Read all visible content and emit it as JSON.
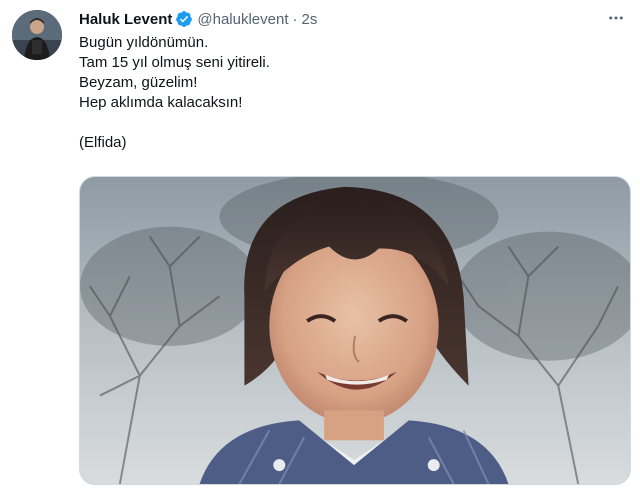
{
  "author": {
    "display_name": "Haluk Levent",
    "handle": "@haluklevent",
    "separator": "·",
    "time": "2s",
    "avatar_icon": "user-avatar",
    "verified_icon": "verified-badge-icon",
    "verified_color": "#1d9bf0"
  },
  "more_icon": "more-dots-icon",
  "tweet": {
    "lines": [
      "Bugün yıldönümün.",
      "Tam 15 yıl olmuş seni yitireli.",
      "Beyzam, güzelim!",
      "Hep aklımda kalacaksın!",
      "(Elfida)"
    ]
  },
  "media": {
    "type": "photo"
  }
}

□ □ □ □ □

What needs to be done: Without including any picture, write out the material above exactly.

Task answer:
Read all visible content and emit it as JSON.
{
  "author": {
    "display_name": "Haluk Levent",
    "handle": "@haluklevent",
    "separator": "·",
    "time": "2s",
    "avatar_icon": "user-avatar",
    "verified_icon": "verified-badge-icon",
    "verified_color": "#1d9bf0"
  },
  "more_icon": "more-dots-icon",
  "tweet": {
    "lines": [
      "Bugün yıldönümün.",
      "Tam 15 yıl olmuş seni yitireli.",
      "Beyzam, güzelim!",
      "Hep aklımda kalacaksın!",
      "(Elfida)"
    ]
  },
  "media": {
    "type": "photo"
  }
}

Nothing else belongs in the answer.